The legal case of Riggs v. Palmer Essay
The legal case of Riggs v. Palmer
In the case of Riggs v. Palmer, the issue at hand is whether or not Elmer Palmer, a man who purposely poisoned his grandfather, should be allowed to collect his inheritance. It is the responsibility of Mr. Palmer’s lawyer to give sound legal advice so that he may make a decision, on his own, as to whether or not he wishes to fight for his inheritance. In order for our legal system to be upheld, and as immoral as it may seem, Mr. Palmer must receive the money.
By virtue, laws are intended to be a written moral code meant to govern the people it protects. Laws are written as a means of benefiting the greater good of man, and anything which is intended to, whether it succeeds or not, benefit the greater good is innately moral. In the case of Elmer Palmer it is not the law which has created an irreversibly immoral situation, it is the lack there of.
The law, much like morality, is not without flaw. There are laws who’s moral intention’s are lost in translation, and there are laws which apply to almost every persons sensibility but have not yet been written. There are few people who would read the case of Riggs v. Palmer who would be on the side of Mr. Palmer, crossing their fingers in hopes that he receives the money, but the fact remains that a law is not a law until it has been written. In the late 1800’s when this case took place, there simply was no law stating that if a beneficiary murders the holder of a will, then that individual should not receive the contents of that will. In order to preserve the legal system of law, which was created with the highest of moral intentions, Mr. Palmer must receive the money.

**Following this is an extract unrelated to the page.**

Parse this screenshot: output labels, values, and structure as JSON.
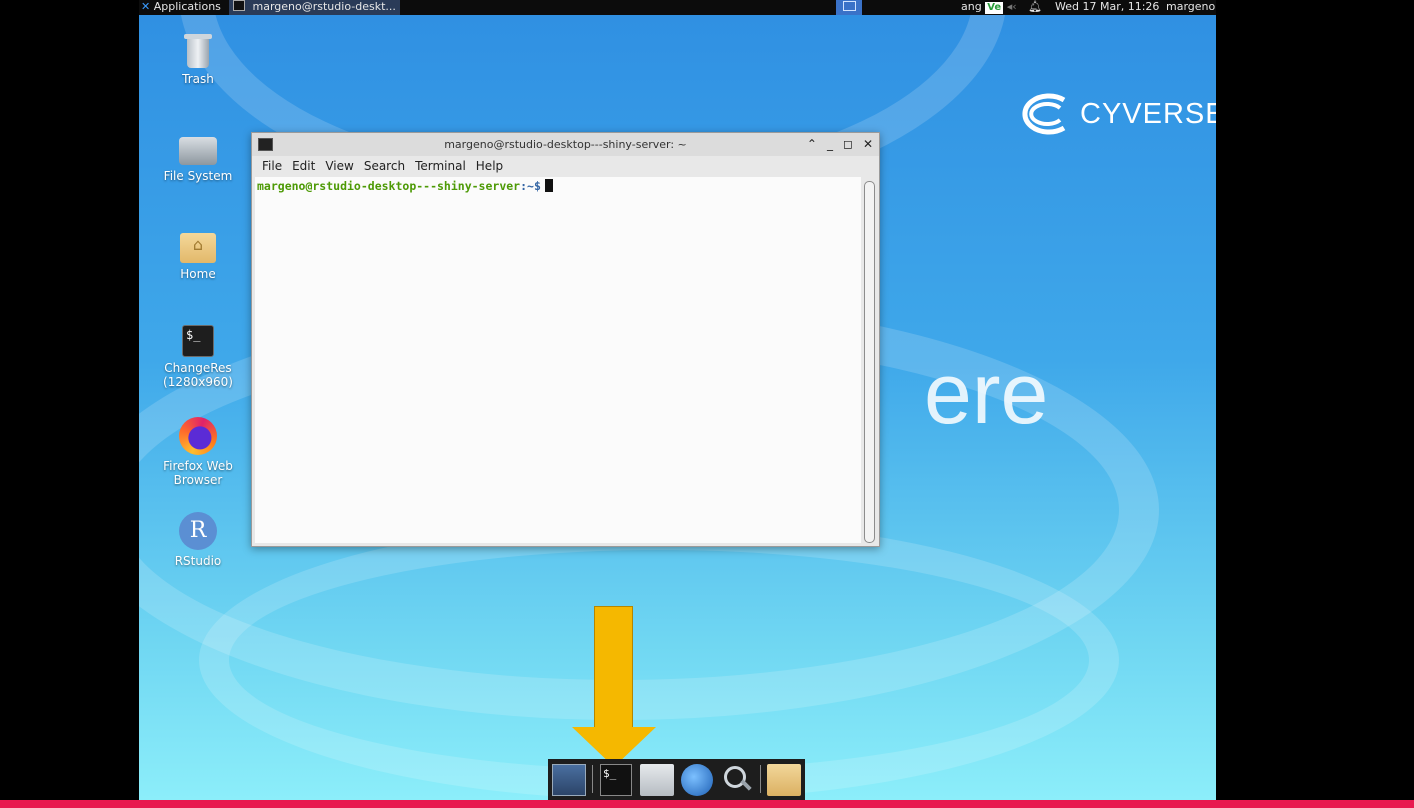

There are those who may argue that if a law is, “not in accord with morality,” then it is not a law at all. If this were true, then what is to be said of that which is moral but is not a law, particularly in this case. It is clear that Mr. Palmer receiving the money is not moral. The mere presence of morality, no matter how evident it may seem, does not create a law, therefore, a lacking of morality does not abolish a law. If one were to take the stance that, all things moral are laws, then it would be up to judges to determine morality not legality, and the written law would have no purpose.
It is also often argued that the law is nothing more then a tool, much like a knife, that can be used for either good or evil. Taking that stance, the legal system in the case of Elmer Palmer is being used for good, in the prosecution of Mr. Palmer for murder, and for evil, if he is allowed to receive his inheritance. The metaphor of the knife is meant to illustrate that the law is nothing more then an instrument used to serve it’s purpose.
If one were to accept the fact the laws are intrinsically moral, then it would appear as tough the lawyer is intended to be a wise counselor, who’s intention should be to advise his client as to what he should do, based on moral grounds. One could argue this claim by using the example of Riggs v. Palmer as a clear representation of what a lawyers role should be. It would seem obvious that the lawyer should not advise his client to fight for the money. The truth is, and as extreme as it may seem, that in order for the law remain moral the lawyer must be nothing more than an instrument.
In order for someone to become a lawyer they must first study law for many years, a very intense and informative process, resulting in an understanding of our legal system far beyond the bounds of the lay person. It is the lawyers understanding of law, and the loopholes which may be found in it, that create a situation in which the lawyer must be nothing more than instrument, used for serving it’s purpose. It is not up to the lawyer to decide what is moral for Elmer Palmer, his instrumental purpose is to make the lay person aware of all possible options, provided within the intrinsically moral written law. Once Mr. Palmer has been well informed by his lawyer as to what his legal options are, it will then be up to him to survey his options and make his own moral judgments.
The case of Riggs v. Palmer is a clear reminder that our system is not perfect. Our system was created with the highest of moral intentions, but legality and morality are both filled with imperfect loopholes which allow for a man like Elmer Palmer to slip through the cracks in our system. It is however, cases such as this one which allow us to find these loopholes and fill them in with new laws grounded in their own moral character.